The inspiration has nothing to do with his ongoing competition with rookie Tevin Coleman.
Freeman referred to his 59-year-old grandmother, Calryn, as the strongest person he knows. He has watched her battle breast cancer courageously since 2012, and she took a major step toward recovery after a June 20 mastectomy.
"Yes, she’s beating cancer," he said. "My grandma, she’s strong. She’s a true survivor. She has always been the backbone. She always kept the family together. I really didn’t want to put it out there because I wanted to treat her regular so she could go about her everyday life, although she understood she had cancer."
Freeman couldn’t help but publicize the positive news after his grandmother’s surgery. He posted an Instagram picture of the two of them together after the procedure.
"He was like, 'I'm about to do this selfie right now,' and I was like, "I look a mess. I don’t even have any makeup on,'" Calryn Freeman said with a laugh. "I didn’t know he was going to put it on Instagram. That part, he tricked me. I thought he was kidding.
"He told me, 'You don’t need any makeup on, grandma. You look good the way you are.'"
Calryn still has obstacles to overcome. Among them, making sure no heart ailments or blood clotting occurs after the surgery.
"I’m not in pain right now," she said. "It’s God. I have the best doctor in the world and I’m feeling no pain. So I’m blessed.
"It’s been a big hospital bill, and Devonta offered to pay for everything. I told him, 'I can get my insurance. That’s what I worked all these years for.' … He loves me so much."
Freeman, who grew up in Miami housing projects, provided a little insight into the close-knit bond he has with his grandmother.
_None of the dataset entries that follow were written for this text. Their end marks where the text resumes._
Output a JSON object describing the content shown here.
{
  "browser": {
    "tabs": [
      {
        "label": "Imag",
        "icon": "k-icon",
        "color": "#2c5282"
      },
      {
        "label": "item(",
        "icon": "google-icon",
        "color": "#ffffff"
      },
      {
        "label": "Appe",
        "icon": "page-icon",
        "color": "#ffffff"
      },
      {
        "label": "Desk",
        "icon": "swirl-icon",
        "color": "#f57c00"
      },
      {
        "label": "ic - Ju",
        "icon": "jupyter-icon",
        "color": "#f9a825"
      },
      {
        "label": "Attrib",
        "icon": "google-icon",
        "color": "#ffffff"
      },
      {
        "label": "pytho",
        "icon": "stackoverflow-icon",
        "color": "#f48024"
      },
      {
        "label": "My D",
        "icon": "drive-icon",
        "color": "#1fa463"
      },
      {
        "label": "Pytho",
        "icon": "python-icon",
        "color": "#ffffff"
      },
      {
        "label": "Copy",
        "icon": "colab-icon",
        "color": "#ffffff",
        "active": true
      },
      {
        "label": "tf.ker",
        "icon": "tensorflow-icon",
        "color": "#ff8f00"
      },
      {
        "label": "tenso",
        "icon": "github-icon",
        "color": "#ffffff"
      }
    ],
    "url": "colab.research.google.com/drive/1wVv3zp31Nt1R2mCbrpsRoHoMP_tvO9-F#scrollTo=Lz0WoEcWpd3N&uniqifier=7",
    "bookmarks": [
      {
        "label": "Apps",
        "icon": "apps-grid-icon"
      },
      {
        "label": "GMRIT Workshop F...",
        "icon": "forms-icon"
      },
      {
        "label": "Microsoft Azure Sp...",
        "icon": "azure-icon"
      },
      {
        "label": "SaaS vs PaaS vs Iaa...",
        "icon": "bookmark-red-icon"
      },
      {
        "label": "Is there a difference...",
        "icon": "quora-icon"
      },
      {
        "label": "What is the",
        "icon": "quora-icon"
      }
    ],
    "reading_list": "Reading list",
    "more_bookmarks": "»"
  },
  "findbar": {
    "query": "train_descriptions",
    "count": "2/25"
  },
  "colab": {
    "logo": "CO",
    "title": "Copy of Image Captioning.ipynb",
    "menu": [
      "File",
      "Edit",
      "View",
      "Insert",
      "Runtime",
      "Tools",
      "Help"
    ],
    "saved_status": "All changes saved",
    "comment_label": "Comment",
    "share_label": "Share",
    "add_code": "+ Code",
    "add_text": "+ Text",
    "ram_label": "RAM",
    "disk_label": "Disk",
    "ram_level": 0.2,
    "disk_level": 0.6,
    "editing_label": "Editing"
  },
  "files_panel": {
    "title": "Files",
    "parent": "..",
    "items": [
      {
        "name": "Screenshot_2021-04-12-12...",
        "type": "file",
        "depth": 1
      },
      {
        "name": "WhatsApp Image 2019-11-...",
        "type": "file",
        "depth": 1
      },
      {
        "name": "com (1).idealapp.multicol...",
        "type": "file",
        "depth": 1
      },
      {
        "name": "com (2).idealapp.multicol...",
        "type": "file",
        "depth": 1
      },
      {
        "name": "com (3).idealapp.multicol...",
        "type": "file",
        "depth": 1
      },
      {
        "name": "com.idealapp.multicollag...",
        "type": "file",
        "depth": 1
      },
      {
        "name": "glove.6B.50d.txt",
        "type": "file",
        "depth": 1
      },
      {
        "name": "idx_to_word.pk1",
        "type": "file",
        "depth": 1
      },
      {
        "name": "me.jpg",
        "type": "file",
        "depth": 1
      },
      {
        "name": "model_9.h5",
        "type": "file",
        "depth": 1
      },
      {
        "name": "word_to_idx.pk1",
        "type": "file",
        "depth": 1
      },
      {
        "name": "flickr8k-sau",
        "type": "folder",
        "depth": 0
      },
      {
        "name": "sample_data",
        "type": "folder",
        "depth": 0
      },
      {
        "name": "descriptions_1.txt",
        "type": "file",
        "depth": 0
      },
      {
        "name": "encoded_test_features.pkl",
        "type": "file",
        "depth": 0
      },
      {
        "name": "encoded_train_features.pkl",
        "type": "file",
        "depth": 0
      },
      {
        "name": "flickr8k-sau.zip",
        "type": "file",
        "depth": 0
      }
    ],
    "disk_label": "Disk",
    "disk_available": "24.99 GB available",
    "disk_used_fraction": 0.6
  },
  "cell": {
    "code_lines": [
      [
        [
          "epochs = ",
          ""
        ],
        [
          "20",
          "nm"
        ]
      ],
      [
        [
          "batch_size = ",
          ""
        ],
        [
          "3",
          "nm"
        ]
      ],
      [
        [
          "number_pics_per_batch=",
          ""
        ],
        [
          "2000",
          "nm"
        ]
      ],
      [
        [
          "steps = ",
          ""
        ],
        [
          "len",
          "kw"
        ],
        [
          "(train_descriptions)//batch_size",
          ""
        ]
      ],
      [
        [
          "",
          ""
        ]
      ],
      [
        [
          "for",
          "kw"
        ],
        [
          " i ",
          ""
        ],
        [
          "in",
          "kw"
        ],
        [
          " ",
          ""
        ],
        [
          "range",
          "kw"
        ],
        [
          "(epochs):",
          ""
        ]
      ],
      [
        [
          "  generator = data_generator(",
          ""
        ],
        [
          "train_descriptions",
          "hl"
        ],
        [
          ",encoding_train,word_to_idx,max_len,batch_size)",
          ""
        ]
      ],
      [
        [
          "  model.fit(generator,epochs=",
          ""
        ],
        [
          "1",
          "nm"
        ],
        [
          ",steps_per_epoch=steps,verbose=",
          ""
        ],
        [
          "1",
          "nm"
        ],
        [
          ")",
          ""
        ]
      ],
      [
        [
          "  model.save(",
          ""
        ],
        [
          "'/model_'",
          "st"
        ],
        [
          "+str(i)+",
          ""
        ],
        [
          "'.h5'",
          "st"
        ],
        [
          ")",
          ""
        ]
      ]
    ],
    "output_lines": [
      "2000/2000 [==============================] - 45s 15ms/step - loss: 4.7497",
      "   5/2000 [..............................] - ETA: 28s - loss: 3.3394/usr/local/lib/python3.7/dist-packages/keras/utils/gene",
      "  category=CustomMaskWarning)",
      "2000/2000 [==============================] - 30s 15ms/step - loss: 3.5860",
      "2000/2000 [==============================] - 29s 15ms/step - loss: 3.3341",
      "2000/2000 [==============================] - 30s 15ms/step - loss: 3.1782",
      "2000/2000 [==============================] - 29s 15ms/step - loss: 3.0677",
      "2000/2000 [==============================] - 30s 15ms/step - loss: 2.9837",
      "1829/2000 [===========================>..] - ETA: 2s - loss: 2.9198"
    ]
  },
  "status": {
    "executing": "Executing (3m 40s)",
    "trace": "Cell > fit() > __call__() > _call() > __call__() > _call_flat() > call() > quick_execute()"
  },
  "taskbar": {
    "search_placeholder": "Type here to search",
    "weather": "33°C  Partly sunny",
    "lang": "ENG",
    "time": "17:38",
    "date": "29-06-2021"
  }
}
She couldn’t attend his football games when he was a child, in high school or in college at Florida State partly because of her work schedule and partly because she said her scoliosis makes it uncomfortable to sit for an extended period. She also took in more children after her daughter and Freeman’s aunt, Tamekia N. Brown, died of a heart attack at 24. (Freeman wears the No. 24 in honor of his aunt.)
"She was always working," Freeman said of his grandmother. "Like I said, she was the backbone of the family. She would have to put in overtime. But she always prayed for me, and I always talked to her before every game. I always made sure to tell her how much I love her before the game."
Freeman often turned to his grandmother for advice.
"She always tells me I can do whatever I want to do," he said. "She always tells me, 'Be confident and never let anybody outwork you; stay focused and believe in God and trust in God.' She always tells me that I have a shield over me and I’m covered in the blood of Jesus. She prays for me all the time and tells me, 'Don’t ever let anyone look down on you. Don’t let anyone belittle you.'"
Freeman clearly took her words to heart en route to the NFL. Although he didn’t receive the number of touches he wanted during his rookie season, he never dropped his head. When the Falcons decided to draft another running back in Coleman, he didn’t flinch.
"The whole offseason was about staying patient and just working hard," Freeman said. "Back in the day, I tried to get it all in one take. I used to try to kill myself to get there. But now, I have a different focus."
The preseason should provide a glimpse of what to expect from Freeman as he looks to solidify a starting role. For the third exhibition game (Aug. 29), the Falcons travel to Miami to face the Dolphins. The matchup gives Calryn Freeman the opportunity to see her grandson play in person for the first time.
"I’m going to be there," she said. "God spared my life, so I’m going to be there. I have to see Devonta. That’s my baby, too."